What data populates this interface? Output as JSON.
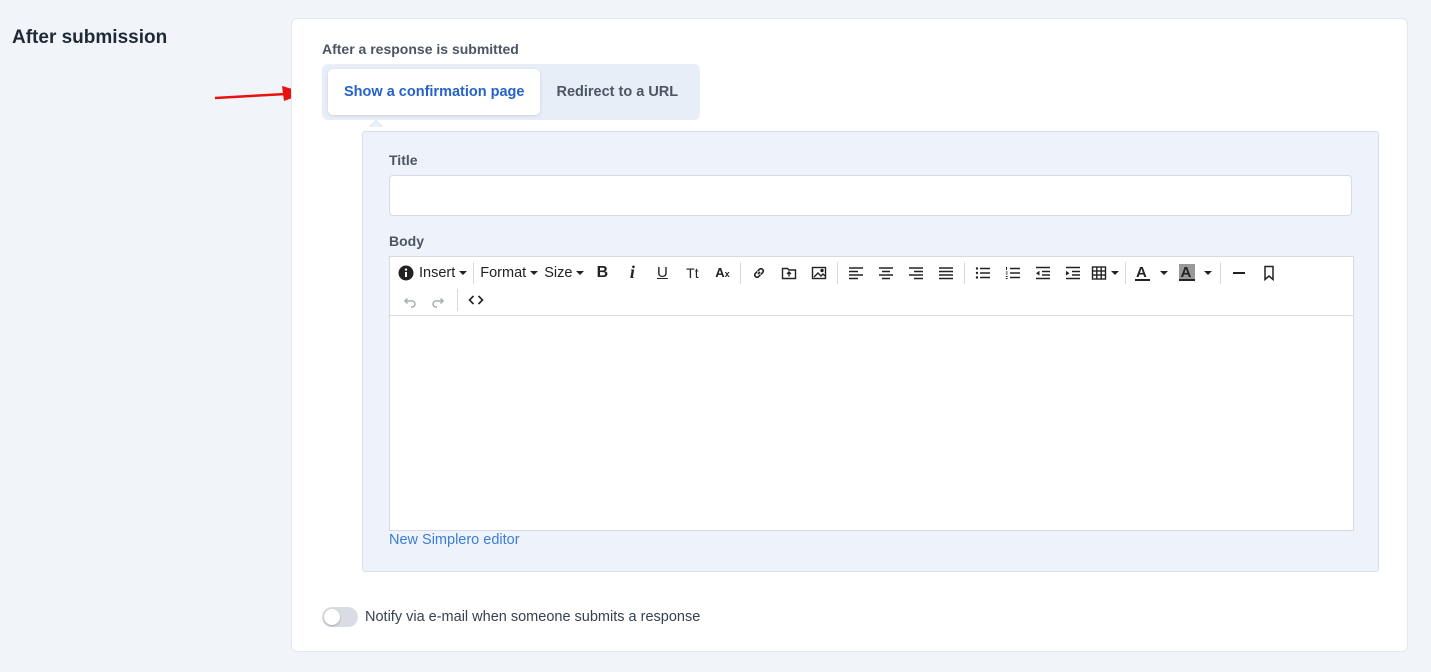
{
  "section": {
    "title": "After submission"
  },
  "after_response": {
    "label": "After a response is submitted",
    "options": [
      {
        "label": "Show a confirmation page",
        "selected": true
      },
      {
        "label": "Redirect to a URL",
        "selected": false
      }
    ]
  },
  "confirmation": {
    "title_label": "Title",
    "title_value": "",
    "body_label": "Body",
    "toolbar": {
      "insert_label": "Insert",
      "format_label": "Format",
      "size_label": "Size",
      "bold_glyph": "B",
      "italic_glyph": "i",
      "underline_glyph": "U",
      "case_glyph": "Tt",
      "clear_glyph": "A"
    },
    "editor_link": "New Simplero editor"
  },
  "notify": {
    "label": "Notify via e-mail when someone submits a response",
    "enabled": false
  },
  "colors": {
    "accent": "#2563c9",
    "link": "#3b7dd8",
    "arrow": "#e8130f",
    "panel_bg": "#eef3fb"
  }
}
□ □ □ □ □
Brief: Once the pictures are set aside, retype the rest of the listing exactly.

Answer box:
What data populates this interface? Output as JSON.
{
  "section": {
    "title": "After submission"
  },
  "after_response": {
    "label": "After a response is submitted",
    "options": [
      {
        "label": "Show a confirmation page",
        "selected": true
      },
      {
        "label": "Redirect to a URL",
        "selected": false
      }
    ]
  },
  "confirmation": {
    "title_label": "Title",
    "title_value": "",
    "body_label": "Body",
    "toolbar": {
      "insert_label": "Insert",
      "format_label": "Format",
      "size_label": "Size",
      "bold_glyph": "B",
      "italic_glyph": "i",
      "underline_glyph": "U",
      "case_glyph": "Tt",
      "clear_glyph": "A"
    },
    "editor_link": "New Simplero editor"
  },
  "notify": {
    "label": "Notify via e-mail when someone submits a response",
    "enabled": false
  },
  "colors": {
    "accent": "#2563c9",
    "link": "#3b7dd8",
    "arrow": "#e8130f",
    "panel_bg": "#eef3fb"
  }
}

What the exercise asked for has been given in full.